Problem to work on: If a line in the data below contains "name", copy it.

App and web page records:
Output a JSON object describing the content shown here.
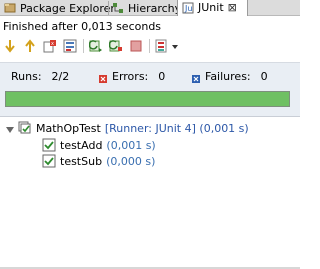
{
  "tabs": [
    {
      "label": "Package Explorer",
      "icon": "package-explorer-icon",
      "active": false
    },
    {
      "label": "Hierarchy",
      "icon": "hierarchy-icon",
      "active": false
    },
    {
      "label": "JUnit",
      "icon": "junit-icon",
      "active": true,
      "close": "⊠"
    }
  ],
  "status": "Finished after 0,013 seconds",
  "toolbar": {
    "icons": [
      "next-failure-icon",
      "previous-failure-icon",
      "show-failures-only-icon",
      "scroll-lock-icon",
      "rerun-icon",
      "rerun-failed-first-icon",
      "stop-icon",
      "history-icon",
      "view-menu-icon"
    ]
  },
  "counters": {
    "runs_label": "Runs:",
    "runs_value": "2/2",
    "errors_label": "Errors:",
    "errors_value": "0",
    "failures_label": "Failures:",
    "failures_value": "0"
  },
  "progress": {
    "fraction": 1.0,
    "color": "#6fc063"
  },
  "tree": {
    "root": {
      "name": "MathOpTest",
      "detail": "[Runner: JUnit 4] (0,001 s)"
    },
    "children": [
      {
        "name": "testAdd",
        "detail": "(0,001 s)"
      },
      {
        "name": "testSub",
        "detail": "(0,000 s)"
      }
    ]
  }
}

Output of the exercise:
      "name": "MathOpTest",
        "name": "testAdd",
        "name": "testSub",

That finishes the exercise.